Although the initial cost of a wood floor may be higher than the cost of a synthetic floor, studies have shown that in the long run—taking into account daily and major maintenance costs—wood flooring can actually be cheaper. Don't simply rule it out because you assume it will break your budget. The Maple Flooring Manufacturers Association also says that the typical life expectancy of a maple floor is more than twice that of a vinyl floor.

"If well taken care of, wood will last 70 to 100 years," says Howard Brickman, owner of Brickman Consulting based in Norwell, Mass.

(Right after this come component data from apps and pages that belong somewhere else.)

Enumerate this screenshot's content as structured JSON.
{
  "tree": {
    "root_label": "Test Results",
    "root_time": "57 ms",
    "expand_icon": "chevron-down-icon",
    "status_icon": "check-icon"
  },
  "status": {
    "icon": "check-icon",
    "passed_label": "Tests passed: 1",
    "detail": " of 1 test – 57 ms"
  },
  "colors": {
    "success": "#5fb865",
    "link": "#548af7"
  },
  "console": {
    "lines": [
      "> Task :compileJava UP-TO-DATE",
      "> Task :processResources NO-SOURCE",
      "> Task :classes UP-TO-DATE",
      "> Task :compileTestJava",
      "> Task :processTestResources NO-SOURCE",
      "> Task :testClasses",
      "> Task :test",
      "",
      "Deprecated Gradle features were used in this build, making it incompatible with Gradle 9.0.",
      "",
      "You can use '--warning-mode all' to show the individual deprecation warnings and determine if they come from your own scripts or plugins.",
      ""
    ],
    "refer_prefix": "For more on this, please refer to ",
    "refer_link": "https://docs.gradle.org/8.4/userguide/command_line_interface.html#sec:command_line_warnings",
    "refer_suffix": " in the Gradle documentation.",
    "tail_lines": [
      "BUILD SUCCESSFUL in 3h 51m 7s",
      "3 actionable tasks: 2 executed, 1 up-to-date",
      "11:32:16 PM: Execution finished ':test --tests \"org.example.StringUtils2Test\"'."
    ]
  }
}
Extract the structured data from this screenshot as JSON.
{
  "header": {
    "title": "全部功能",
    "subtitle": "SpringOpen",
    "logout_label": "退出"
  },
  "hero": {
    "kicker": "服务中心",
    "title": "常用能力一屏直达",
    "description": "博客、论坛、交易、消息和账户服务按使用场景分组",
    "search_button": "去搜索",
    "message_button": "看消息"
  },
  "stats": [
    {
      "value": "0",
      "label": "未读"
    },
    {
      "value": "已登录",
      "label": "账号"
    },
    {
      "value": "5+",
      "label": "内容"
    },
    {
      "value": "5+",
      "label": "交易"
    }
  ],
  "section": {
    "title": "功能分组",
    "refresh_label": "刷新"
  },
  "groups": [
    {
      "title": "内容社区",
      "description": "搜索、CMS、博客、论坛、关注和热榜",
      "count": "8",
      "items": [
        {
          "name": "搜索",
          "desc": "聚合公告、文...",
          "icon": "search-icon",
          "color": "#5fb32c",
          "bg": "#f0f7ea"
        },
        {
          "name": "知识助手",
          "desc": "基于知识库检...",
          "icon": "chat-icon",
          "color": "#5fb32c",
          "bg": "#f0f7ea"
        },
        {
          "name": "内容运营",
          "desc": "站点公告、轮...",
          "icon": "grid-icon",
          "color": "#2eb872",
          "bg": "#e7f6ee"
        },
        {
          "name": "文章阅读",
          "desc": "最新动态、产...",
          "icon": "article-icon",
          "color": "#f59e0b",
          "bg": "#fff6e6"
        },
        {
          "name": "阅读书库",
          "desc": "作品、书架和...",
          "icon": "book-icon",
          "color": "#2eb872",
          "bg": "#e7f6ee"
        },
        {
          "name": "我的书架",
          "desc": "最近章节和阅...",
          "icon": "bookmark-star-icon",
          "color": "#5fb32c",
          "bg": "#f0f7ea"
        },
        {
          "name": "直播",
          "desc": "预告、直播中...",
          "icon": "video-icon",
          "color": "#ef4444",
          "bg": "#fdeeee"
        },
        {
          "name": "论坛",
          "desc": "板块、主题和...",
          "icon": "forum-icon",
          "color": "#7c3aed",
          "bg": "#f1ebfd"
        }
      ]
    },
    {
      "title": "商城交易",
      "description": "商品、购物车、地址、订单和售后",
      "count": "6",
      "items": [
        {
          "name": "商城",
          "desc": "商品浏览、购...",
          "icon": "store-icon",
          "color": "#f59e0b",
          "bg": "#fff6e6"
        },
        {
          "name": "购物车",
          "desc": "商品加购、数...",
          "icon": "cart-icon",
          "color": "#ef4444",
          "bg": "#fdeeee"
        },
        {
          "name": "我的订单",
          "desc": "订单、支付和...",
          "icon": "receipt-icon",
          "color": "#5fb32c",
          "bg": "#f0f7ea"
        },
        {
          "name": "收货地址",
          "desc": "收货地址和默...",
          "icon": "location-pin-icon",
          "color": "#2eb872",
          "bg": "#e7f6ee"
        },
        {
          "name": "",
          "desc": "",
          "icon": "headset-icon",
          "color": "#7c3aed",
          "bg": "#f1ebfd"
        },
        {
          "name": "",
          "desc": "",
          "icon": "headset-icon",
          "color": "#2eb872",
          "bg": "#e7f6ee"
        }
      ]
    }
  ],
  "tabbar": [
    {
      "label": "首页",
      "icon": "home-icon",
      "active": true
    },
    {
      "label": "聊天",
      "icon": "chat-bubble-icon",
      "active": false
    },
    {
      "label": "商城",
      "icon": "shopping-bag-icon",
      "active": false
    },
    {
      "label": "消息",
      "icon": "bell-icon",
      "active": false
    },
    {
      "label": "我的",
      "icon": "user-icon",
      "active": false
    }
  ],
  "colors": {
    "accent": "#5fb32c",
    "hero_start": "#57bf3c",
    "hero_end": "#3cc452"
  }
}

An important consideration when choosing wood flooring is moisture. Before delivering wood to the jobsite, cement slabs and all plastering and painting should be thoroughly dry or else you risk the wood picking up moisture from these areas. After delivery, factor in about 72 hours for humidity acclimation before installation can take place.

"You have to let the material reach equilibrium before installing," Brickman explains. After installation, prevent damage to your flooring by ensuring proper humidity levels in the room (they vary slightly depending on your geographic region). You also need to protect wood from water damage.

"Wood can be rescued from a lot of abuse," Brickman says. "About the only thing [wood] won't tolerate is a leaking room."

Synthetic scores

If you've decided your floor is more multipurpose, then a synthetic floor might be just the thing. There are three basic synthetic options: poured urethane, rubber or vinyl sheet goods, and injection-molded modular polypropylene tiles. Poured urethane meets particular resiliency needs through the amount of rubber granules included in the pour. Urethane can also be poured over a rubber sheet good that lies on the concrete substrate and comes in various thicknesses to satisfy resiliency requirements.

A poured urethane floor was chosen for the
Evangel basketball court at the Evangel College
Maybee Student Fitness Center in Springfield, Mo.

A poured urethane floor can last up to about 38 years if resurfaced every 10 years. Maintenance requires damp-mopping and sometimes industrial cleaning. Repairs are accomplished fairly easily by cutting out damaged areas and repouring. Urethane-based paints allow you to add graphics like your facility logo and sports boundary areas.

When choosing poured urethane, it's critical to have a level surface to begin with.

"If you don't have a perfect base slab and you do a poured urethane floor, you're going to end up with parts of the floor very thin and others very thick," says Matthew Wolfe, principal at Bond + Wolfe Architects in St. Louis. "If it's an old building, maybe a rolled good would be better because it would offer more consistent thicknesses."

Rolled and sheet goods are typically used in school applications and lower-end floors where noncompetitive sports are being played, Wolfe says. Although this type of flooring doesn't offer the complex subfloor systems of wood or urethane, it does offer simple mop-up maintenance as well as cool color options.

"The colors have gotten a lot better in synthetic floors," Wolfe says. Because the color is already manufactured into the floor, you don't need to paint and repaint. There's even a sheet that fools people into thinking it's maple. "A lot of churches use it for their recreation area," he says.

Rubber floors sometimes show cracks and holes, though, and damage may be tricky to fix. For example, if you're holding an event on a rubber floor, and a metal chair leg digs into the floor, patching it up could be a challenge.

On the other hand, fixing a damaged tile in a modular polypropylene tile system is extremely easy. Another distinct advantage with tiles—especially over wood flooring—is its resistance to moisture and water damage.

Each flooring option has its best uses and its pros and cons—not to mention a long list of manufacturers that come with salespeople who will try to convince you that their system is the best. Don't rush the flooring decision. Go through the steps, and you'll satisfy your budget considerations, your aesthetic sensibilities and your users.

Who knows? You might even get bold and be inspired to choose purple tennis courts.